While waiting for ADSL from XS4ALL to be connected, I’m playing with the 3G UMTS dongle I got in the meantime. Configuring a dongle like this on Windows or Mac is a disaster, lots of crapware (you can install this from the CD-drive emulated by the stick) which never works and behaves like a virus. On Linux (tried with Fedora) with NetworkManager (or more specifically ModemManager) installing this is very easy. Just plug it in, select your provider (even XS4ALL is listed!) and you are in business.

It turns out it is also quite easy to get this to work on OpenWrt. I am using OpenWrt 10.03.1-RC5-testing on an Alix board with USB2 port. I tried first to do this on my Linksys WRT160NL, but unfortunately I “bricked” it for now and am waiting for a 3.3V serial cable to fix it :).

Alix and 3G modem

3G

I assume OpenWrt (the version specified above) is installed on the machine and you can access it using SSH (configuring the LAN and WLAN is out of scope here). First the network configuration in /etc/config/network:

config 'interface' 'wan'
option 'ifname' 'ppp0'
option 'device' '/dev/ttyUSB0'
option 'service' 'umts'
option 'proto' '3g'
option 'pincode' '0000'
option 'apn' 'umts.xs4all.nl'
option 'username' 'xs4all'
option 'password' '1234'

For this to work you need a number of packages from OpenWrt:

# opkg update && opkg install kmod-usb2 kmod-usb-serial-option kmod-usb-serial chat comgt kmod-ppp

I probably forgot a few, see also OpenWrt documentation here.

This should make everything work! No other fiddling around needed… Except, modifying the 3G dongle to not emulate a CD drive… See this site. I used AT^U2DIAG=0, that at least made my Vodafone 3G (K3765) adapter not emulate a CD drive. I didn’t try this on the one I got from XS4ALL (Huawei E180), as I have to return that at some point :). I issued this AT command in Linux to /dev/ttyUSB0 after ModemManager performed a usb_modeswitch to enable the modem instead of the CD drive. This way I didn’t need it on OpenWrt, and it would also work in for instance a FritzBox.

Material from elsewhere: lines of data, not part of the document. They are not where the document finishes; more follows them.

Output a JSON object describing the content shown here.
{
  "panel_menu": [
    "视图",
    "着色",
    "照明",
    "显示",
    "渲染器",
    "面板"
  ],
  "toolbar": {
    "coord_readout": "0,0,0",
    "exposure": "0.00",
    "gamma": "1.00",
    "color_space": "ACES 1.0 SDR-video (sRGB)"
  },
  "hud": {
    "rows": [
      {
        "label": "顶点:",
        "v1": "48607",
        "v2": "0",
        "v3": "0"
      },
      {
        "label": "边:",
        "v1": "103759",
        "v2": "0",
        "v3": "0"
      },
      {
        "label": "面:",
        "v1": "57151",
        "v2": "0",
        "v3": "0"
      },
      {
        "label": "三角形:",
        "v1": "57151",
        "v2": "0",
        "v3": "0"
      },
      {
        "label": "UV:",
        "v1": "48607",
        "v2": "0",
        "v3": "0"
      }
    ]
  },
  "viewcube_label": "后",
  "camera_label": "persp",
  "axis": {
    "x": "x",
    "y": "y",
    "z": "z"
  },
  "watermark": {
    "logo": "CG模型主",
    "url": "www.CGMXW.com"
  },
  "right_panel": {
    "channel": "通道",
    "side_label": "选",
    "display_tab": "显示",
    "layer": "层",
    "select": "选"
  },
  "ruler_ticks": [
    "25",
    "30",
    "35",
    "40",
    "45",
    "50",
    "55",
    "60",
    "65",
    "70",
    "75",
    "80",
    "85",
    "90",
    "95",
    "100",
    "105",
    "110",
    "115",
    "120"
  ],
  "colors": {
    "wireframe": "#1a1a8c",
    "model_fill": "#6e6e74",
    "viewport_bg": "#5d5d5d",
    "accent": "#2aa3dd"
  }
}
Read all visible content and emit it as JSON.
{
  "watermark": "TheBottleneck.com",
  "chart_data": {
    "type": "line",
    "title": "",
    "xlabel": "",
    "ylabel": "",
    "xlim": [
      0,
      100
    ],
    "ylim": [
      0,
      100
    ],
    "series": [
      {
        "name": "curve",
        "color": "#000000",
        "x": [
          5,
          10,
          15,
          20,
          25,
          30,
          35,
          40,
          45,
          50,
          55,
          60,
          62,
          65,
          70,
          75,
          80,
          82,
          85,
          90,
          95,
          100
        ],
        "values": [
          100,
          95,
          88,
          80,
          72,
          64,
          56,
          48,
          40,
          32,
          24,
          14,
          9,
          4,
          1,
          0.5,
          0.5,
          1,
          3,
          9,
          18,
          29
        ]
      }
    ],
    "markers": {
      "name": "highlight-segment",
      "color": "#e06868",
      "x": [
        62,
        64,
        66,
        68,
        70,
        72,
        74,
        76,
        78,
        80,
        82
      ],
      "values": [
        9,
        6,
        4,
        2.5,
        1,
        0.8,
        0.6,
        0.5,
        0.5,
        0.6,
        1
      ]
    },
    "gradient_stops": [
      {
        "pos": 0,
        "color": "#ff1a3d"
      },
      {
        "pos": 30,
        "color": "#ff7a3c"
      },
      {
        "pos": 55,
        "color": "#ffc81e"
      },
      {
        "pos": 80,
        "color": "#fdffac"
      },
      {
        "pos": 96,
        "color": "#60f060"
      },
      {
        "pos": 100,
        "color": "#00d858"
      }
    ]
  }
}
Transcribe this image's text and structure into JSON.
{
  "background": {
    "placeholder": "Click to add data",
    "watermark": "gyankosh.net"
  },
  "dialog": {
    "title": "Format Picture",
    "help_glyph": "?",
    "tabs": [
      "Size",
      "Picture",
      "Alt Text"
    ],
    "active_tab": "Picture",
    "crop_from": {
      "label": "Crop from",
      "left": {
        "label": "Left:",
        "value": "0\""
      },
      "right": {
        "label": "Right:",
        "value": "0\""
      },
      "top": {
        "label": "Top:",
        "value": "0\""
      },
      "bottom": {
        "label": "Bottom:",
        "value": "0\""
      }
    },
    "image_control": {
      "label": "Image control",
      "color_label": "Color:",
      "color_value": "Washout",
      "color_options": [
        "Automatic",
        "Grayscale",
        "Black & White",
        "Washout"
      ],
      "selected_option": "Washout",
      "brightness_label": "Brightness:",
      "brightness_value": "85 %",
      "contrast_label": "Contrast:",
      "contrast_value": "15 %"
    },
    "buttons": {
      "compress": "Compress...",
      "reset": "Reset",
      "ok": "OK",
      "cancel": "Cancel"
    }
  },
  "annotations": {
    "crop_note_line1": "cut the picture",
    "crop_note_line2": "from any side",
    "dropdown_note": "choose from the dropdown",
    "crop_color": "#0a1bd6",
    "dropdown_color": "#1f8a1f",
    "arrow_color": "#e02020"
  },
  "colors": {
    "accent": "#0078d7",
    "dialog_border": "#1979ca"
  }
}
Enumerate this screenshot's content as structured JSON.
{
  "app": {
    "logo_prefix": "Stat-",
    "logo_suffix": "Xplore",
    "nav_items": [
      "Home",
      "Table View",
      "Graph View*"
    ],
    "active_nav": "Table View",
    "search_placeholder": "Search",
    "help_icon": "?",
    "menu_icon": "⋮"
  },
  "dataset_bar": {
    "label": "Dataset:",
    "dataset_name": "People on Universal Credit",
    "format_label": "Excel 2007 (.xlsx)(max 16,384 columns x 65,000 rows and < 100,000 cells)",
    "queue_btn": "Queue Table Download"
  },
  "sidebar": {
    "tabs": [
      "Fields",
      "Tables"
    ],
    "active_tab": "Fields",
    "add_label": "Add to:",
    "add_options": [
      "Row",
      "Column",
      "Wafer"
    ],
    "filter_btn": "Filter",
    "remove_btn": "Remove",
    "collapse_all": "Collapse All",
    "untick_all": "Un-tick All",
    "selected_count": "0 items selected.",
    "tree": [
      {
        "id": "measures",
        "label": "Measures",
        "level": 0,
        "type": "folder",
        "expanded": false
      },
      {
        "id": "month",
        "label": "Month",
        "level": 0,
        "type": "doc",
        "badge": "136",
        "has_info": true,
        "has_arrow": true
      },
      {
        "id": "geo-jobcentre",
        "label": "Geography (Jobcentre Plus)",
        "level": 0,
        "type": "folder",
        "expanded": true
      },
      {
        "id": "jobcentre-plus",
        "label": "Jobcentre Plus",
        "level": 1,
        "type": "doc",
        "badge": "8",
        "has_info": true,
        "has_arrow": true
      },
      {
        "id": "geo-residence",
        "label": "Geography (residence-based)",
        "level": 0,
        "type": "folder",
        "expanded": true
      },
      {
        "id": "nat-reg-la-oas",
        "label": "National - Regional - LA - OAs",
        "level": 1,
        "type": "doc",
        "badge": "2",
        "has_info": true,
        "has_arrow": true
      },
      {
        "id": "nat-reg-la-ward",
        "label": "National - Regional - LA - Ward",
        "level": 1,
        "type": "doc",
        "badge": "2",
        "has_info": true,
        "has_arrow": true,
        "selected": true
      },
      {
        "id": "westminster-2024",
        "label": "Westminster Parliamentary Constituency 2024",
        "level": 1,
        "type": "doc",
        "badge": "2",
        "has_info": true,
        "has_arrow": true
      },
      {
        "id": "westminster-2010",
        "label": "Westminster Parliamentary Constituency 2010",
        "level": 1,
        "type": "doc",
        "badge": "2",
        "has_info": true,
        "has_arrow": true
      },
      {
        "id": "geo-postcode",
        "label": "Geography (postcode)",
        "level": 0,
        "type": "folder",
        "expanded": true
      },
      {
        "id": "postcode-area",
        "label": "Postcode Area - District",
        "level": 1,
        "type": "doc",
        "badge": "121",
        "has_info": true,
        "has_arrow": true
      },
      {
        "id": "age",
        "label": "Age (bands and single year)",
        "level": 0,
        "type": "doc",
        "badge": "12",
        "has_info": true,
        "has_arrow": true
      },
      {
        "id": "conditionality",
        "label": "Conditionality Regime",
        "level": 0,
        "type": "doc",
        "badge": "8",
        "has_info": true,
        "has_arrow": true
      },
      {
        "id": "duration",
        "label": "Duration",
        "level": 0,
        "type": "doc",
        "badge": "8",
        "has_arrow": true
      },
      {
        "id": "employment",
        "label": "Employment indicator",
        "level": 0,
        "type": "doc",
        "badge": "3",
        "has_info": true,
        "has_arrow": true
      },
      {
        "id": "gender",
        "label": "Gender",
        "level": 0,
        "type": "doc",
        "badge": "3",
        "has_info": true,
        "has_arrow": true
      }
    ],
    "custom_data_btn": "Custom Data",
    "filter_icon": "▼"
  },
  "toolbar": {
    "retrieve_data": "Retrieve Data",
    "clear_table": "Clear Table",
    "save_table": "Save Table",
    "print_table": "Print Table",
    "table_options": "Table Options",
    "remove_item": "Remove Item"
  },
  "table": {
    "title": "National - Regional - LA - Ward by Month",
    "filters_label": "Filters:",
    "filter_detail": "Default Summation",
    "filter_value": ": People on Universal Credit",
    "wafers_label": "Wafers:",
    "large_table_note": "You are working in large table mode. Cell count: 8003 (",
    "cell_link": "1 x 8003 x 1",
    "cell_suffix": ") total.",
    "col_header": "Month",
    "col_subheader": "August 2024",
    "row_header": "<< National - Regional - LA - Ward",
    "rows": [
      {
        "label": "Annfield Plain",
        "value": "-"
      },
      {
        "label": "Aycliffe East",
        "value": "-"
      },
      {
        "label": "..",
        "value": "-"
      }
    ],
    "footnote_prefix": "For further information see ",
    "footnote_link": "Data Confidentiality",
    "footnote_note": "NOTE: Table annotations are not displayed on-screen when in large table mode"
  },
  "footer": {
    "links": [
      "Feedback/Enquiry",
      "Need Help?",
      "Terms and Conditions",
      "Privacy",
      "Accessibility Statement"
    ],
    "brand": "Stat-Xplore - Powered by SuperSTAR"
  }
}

IPv6

As a fan of IPv6 I also wanted to get this to work. I didn’t feel like using a tunnelbroker so instead opted for trying out 6to4, something I wanted to do already for a while…

Turns out, this is also quite easy. You just install the 6to4 package, just add a new entry to /etc/config/network:

config 'interface' 'wan6'
option 'proto' '6to4'

Next modify one line in the firewall (/etc/config/firewall):

config zone
option name 'wan'
option network 'wan wan6'
...
...

To make it available on the LAN, install the package radvd and enable it with /etc/init.d/radvd enable. Bringing the interface wan6 up will configure radvd for you. Don’t forget to restart the firewall and bring up the interface:

# /etc/init.d/firewall restart
# ifup wan6

A last thing would be to make sure net.ipv6.conf.all.forwarding=1 is set in /etc/sysctl.conf.

Unfortunately it seems that at least Mac OS X prefers IPv4 over IPv6 when using a 6to4 tunnel, which makes sense I assume as 6to4 tends to be flaky…